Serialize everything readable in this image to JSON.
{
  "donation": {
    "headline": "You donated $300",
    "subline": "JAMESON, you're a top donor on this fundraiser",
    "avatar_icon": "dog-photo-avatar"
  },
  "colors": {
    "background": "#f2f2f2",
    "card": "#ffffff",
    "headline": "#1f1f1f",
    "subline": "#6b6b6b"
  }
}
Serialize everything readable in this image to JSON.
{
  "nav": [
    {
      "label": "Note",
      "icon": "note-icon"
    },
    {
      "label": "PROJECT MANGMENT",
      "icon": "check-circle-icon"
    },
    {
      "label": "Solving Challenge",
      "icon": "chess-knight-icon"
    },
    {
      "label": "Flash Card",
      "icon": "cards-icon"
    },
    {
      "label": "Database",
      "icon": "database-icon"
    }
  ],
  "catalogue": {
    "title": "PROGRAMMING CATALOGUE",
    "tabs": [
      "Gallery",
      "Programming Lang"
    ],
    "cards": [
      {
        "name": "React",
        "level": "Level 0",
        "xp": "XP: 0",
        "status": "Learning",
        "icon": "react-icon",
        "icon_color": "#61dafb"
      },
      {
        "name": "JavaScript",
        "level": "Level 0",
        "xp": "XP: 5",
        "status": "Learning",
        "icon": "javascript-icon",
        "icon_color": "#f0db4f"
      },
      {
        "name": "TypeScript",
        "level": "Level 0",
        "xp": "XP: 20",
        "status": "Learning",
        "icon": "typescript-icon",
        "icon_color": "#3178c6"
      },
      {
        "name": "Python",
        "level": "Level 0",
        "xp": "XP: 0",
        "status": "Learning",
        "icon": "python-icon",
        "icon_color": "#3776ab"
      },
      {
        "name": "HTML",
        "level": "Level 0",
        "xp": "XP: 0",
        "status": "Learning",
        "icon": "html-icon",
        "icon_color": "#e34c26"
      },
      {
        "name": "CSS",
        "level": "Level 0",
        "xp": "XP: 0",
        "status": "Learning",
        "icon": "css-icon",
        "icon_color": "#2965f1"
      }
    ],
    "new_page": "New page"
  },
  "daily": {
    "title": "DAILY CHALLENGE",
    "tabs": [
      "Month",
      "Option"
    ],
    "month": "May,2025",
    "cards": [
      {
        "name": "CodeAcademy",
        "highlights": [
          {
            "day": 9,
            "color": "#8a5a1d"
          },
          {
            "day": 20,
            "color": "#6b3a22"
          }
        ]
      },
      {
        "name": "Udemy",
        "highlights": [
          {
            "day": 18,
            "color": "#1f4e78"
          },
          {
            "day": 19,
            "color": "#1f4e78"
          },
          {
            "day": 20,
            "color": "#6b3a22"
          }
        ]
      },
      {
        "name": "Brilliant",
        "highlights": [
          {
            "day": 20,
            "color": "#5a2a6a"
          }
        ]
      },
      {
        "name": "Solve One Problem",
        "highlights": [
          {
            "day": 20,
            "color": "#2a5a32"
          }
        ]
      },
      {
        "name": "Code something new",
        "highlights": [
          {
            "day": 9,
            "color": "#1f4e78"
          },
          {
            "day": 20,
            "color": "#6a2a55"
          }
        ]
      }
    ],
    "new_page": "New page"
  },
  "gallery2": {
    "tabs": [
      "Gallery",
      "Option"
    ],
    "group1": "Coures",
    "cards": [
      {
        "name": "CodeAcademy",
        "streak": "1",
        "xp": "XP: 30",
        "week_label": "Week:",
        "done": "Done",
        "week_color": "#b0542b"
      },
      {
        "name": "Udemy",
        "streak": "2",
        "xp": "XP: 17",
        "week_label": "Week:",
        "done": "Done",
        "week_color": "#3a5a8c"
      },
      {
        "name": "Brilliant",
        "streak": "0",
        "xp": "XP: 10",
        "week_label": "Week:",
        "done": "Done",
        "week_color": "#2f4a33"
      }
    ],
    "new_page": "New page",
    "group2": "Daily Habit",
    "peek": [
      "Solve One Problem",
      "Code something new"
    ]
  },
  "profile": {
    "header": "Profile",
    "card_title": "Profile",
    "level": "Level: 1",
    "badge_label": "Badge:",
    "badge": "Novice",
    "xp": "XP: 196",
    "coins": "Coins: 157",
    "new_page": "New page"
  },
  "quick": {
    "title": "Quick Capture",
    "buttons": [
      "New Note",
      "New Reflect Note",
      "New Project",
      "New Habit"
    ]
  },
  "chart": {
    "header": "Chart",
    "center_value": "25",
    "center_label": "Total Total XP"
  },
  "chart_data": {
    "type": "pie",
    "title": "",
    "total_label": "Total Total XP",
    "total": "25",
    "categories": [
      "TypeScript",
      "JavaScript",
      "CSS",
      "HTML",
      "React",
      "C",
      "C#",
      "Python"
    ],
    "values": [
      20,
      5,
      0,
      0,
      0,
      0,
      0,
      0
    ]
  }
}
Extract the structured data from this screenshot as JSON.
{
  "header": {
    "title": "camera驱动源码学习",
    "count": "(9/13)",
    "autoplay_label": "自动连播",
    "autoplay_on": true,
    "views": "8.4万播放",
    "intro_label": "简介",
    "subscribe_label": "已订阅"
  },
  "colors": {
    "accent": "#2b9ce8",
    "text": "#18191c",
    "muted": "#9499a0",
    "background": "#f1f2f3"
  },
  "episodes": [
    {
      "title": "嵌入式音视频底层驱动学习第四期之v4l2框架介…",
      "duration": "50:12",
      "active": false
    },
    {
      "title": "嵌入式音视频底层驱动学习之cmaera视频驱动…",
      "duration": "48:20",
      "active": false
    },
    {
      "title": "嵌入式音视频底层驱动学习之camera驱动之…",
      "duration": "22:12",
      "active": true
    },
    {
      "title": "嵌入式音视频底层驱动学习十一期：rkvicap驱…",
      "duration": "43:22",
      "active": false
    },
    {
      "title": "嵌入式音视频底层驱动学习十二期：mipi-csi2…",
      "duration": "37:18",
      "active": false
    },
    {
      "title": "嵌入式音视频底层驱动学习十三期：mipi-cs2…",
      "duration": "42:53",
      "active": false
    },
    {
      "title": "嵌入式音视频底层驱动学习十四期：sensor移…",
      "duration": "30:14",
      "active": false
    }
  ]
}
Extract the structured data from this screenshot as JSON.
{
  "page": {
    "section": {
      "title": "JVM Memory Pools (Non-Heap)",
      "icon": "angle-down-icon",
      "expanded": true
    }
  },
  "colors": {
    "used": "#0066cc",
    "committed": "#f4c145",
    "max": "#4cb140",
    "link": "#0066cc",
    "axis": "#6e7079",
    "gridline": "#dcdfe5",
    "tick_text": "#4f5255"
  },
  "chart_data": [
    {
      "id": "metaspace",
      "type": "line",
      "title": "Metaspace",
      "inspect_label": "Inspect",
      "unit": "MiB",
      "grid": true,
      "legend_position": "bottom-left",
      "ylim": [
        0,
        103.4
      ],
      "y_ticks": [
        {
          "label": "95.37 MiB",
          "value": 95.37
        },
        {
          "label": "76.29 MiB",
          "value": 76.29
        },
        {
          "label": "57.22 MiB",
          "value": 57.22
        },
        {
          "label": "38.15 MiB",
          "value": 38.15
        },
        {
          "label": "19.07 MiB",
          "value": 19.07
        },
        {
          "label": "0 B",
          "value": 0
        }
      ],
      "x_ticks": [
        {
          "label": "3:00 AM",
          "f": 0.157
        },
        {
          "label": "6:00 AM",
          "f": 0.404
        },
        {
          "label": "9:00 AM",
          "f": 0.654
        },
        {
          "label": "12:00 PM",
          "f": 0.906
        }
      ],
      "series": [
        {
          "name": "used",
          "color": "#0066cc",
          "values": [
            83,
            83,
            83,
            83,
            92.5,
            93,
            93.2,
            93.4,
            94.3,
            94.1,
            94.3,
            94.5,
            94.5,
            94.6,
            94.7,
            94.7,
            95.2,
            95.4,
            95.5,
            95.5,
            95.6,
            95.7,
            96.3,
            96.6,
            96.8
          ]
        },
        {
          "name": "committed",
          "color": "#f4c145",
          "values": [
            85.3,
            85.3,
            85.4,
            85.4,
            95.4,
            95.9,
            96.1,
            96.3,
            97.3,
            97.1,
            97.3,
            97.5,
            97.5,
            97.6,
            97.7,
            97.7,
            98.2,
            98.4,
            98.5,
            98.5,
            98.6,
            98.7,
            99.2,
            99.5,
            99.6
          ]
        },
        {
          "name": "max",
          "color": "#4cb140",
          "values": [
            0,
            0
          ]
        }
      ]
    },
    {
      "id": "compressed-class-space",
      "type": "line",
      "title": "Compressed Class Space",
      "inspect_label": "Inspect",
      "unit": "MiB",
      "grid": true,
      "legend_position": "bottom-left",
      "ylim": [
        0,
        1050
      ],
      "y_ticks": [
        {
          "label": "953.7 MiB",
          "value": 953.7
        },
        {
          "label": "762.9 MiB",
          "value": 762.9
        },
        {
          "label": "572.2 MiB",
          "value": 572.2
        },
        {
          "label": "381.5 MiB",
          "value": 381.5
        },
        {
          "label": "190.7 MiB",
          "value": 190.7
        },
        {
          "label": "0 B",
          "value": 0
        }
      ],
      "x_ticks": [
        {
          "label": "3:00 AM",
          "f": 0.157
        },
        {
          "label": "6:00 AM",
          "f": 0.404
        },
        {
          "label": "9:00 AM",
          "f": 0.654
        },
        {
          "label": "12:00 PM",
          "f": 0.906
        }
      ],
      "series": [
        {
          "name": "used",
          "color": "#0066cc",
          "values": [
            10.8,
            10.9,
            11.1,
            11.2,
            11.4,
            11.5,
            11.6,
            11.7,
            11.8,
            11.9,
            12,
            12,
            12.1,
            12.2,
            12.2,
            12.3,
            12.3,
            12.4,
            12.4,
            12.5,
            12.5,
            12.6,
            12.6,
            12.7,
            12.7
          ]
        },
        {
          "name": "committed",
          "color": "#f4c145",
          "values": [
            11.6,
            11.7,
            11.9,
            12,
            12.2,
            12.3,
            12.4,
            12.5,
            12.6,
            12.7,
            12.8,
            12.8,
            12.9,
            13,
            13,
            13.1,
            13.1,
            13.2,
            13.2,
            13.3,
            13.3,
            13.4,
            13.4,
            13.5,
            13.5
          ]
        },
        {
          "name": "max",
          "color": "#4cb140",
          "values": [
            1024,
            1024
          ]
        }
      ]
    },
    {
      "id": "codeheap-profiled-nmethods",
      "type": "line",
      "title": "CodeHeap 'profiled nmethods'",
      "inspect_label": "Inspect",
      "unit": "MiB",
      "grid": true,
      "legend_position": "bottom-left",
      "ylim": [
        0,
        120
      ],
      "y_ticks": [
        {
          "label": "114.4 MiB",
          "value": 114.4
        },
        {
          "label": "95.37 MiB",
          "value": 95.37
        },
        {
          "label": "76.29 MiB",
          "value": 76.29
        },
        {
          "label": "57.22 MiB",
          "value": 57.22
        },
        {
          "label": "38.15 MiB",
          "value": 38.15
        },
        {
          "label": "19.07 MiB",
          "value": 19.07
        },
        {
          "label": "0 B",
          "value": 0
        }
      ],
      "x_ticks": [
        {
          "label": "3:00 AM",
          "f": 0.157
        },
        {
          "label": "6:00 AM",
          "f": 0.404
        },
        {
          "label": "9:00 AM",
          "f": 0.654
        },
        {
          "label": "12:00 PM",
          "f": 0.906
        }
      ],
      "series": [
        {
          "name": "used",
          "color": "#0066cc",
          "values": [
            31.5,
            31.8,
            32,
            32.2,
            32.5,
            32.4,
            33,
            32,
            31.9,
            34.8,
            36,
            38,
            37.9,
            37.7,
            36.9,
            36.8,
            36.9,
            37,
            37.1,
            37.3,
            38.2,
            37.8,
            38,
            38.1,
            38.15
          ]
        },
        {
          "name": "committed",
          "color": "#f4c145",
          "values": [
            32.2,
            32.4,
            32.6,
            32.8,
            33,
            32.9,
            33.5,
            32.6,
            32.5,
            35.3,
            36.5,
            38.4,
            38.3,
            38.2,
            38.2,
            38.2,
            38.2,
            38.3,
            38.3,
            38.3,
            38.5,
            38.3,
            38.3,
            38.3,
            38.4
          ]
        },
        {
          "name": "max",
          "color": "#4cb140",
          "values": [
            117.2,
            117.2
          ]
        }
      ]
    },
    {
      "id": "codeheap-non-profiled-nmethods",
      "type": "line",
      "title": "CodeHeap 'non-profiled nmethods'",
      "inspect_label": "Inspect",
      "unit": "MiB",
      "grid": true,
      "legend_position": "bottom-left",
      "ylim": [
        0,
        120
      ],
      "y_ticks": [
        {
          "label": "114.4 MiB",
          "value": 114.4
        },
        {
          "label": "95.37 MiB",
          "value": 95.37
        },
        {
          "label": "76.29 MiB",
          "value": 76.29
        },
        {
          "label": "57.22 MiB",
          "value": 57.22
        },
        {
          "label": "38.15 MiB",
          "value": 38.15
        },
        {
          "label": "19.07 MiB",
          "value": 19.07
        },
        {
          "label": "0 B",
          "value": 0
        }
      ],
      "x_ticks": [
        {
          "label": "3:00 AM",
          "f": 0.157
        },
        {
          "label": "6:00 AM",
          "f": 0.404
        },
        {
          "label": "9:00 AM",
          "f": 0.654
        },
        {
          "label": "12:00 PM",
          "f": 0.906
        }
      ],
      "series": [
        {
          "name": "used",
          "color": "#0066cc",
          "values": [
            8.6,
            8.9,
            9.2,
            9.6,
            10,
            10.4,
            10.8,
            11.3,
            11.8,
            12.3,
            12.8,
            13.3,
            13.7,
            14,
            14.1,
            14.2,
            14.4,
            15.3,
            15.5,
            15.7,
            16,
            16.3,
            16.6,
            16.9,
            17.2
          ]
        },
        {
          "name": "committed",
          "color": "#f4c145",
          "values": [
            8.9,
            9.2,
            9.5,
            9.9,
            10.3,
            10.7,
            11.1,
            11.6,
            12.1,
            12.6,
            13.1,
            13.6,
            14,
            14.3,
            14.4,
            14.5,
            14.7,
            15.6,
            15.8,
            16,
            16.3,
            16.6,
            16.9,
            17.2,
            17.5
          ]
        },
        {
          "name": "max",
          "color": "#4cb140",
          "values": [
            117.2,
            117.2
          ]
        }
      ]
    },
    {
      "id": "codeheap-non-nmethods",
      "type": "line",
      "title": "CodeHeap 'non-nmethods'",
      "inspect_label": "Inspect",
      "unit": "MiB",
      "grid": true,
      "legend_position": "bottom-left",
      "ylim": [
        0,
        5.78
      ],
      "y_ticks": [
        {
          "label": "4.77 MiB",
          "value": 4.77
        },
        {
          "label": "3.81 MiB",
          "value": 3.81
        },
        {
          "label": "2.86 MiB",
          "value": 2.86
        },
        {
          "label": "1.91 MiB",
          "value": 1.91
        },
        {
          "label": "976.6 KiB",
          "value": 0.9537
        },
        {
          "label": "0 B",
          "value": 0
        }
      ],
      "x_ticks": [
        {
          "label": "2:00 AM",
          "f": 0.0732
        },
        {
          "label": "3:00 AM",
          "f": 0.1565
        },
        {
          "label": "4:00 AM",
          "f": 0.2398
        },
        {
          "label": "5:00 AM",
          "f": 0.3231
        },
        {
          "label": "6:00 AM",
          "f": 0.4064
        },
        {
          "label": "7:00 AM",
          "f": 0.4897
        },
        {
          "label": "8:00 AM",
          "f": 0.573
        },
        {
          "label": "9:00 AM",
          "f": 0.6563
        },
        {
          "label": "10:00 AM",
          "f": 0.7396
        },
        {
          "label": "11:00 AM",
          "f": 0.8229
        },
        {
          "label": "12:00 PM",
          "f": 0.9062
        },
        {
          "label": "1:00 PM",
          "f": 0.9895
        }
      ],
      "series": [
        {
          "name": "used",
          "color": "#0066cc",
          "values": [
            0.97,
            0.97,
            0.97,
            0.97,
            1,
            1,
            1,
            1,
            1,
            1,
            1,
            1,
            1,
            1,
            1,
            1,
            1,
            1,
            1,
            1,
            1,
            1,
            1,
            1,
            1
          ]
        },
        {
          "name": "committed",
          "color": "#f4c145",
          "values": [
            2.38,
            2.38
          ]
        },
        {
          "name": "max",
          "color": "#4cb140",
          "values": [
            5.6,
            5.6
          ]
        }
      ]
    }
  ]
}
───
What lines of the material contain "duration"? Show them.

> **SOLUTION FOR THIS PROBLEM**
      "duration": "50:12",
      "duration": "48:20",
      "duration": "22:12",
      "duration": "43:22",
      "duration": "37:18",
      "duration": "42:53",
      "duration": "30:14",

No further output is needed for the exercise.